The beauty of a movie like Fast Five is its total disregard for reality in exchange for enhanced entertainment. From the opening scene to the climactic car chase, the stunts are over-the-top and death-defying, yet we allow it because the movie never asks us to justify it. Still, plenty of critical viewers hunt for logistics in even the most absurd moments.

To that end we spoke with stunt coordinator Jack Gill about some of Fast Five‘s most intense action sequences.

Gill was not a part of the previous four movies in the franchise, so he had no input in the now-infamous bus flip. If you are looking for answers behind the amazing stunt, you won’t find them here. However, according to Gill, the legitimacy and reality of what you see on screen in Fast Five is unparalleled. In addition to his role on Fast Five, Gill is working on a show for SyFy that will open the lid on Hollywood stunts. He hopes the series will show audiences how a stunt is made by presenting one major sequence per episode. Each episode will explore the set-up, prep, rehearsal and final act of one stunt – with each sequence being entirely original (since many of the set pieces in movies are protected by the production studios).

Gill’s main focus during our conversation was that of the bank vault scene in Fast Five. He stressed the practical nature of that scene, insisting the vault was never CG – as critics have claimed.

There was never once a CG vault. We had 7 different vaults that each served a different purpose. We had 4 week of prep for the scene, storyboarded everything and every camera angle was pre-determined. The tumbling safe on the first turn was real, not CGI. It was much more violent than we even expected.

Gill went on to explain that there were a number of stunts that were not shot, including an extended version of the bridge finale in which the vault hangs off the side of the bridge. The team quickly realized that even the enhanced Chargers could not support that much dead weight.

There were 3 or 4 more sequences not shot. We mapped them out, but either the action didn’t work, it was not up to the expectations or it didn’t mesh with the story.

A tough job for stunt coordinators is handling the many personalities that want a piece of the action. It is a truly collaborative position, but also one that needs to keep a finger on the pulse of story and entertainment value – two things that don’t always mesh.

[Car coordinator] Dennis McCarthy always knows exactly what cars work for the action and script… When we came in, [director] Justin Lin was open to any and all action sequences we had. Nobody knew at first how the vault would react… Every actor wants to be in the stunt. We try to work you in, but studios and insurance weigh in their two cents. In the event they get hurt, my neck is going to be the one to swing.

Behind-the-scenes prep for the big car chase (courtesy of Jerry Garrett)

For more on how the amazing sequence was ultimately filmed – check out an exhaustive behind-the-scenes explanation from NY Times writer (and car aficionado) Jerry Garrett.

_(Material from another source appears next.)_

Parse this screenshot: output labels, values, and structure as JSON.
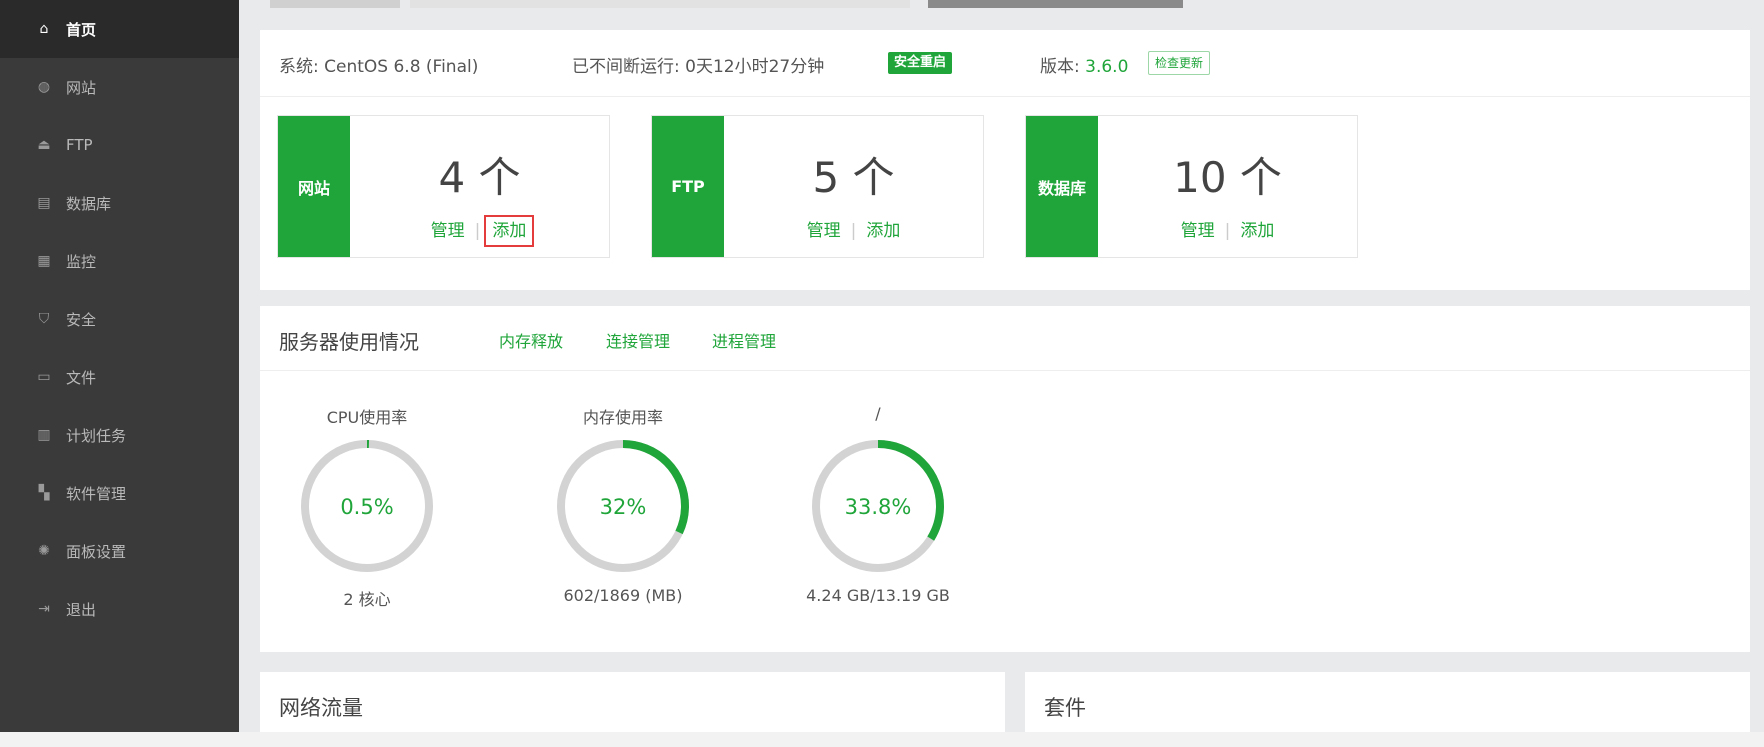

When asked about the influence of 3D and CG on his career, Gill explained that the format both helps and hurts. According to Gill, the studios want more physical stunts now because audiences have grown savvy to reality versus CG. Yet, he believes CG helps his job because it can create the impact that is impossible to capture on camera in certain situations. The same goes for 3D, as it allows the action to move beyond the screen, but the stunts are redesigned to work for the camera.

Whether you scoffed at the stunts of Fast Five, or enjoyed every tumbling vault and flipping car, the action on screen was intricately designed with months of preparation. Hopefully Gill’s upcoming show on SyFy will show those details in true form.

Does Jack Gill’s commentary on the stunts of Fast Five change your opinion of the movie’s key action sequences? Discuss the action in the comments section below.